From the data, return each line holding the word "hashtag".

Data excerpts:
● ● ●
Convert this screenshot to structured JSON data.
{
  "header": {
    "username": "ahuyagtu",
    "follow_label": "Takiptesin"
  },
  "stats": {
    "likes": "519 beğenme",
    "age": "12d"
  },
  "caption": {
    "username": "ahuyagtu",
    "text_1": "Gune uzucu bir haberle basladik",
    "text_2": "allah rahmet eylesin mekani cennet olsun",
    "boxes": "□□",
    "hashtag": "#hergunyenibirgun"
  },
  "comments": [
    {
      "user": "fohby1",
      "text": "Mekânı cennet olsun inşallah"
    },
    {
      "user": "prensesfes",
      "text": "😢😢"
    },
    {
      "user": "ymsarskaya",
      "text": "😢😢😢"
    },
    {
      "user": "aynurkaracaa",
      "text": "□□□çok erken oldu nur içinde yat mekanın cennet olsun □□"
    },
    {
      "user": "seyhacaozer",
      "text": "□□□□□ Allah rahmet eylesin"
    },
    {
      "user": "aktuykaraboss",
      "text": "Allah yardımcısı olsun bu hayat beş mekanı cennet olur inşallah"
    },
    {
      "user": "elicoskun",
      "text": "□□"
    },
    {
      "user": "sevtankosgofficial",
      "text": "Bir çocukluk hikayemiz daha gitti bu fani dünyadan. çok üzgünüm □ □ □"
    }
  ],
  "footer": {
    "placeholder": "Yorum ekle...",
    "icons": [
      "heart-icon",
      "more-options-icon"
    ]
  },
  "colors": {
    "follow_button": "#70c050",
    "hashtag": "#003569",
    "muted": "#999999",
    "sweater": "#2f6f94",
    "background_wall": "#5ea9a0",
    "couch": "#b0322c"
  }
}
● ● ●
ANSWER SPACE:
    "hashtag": "#hergunyenibirgun"
    "hashtag": "#003569",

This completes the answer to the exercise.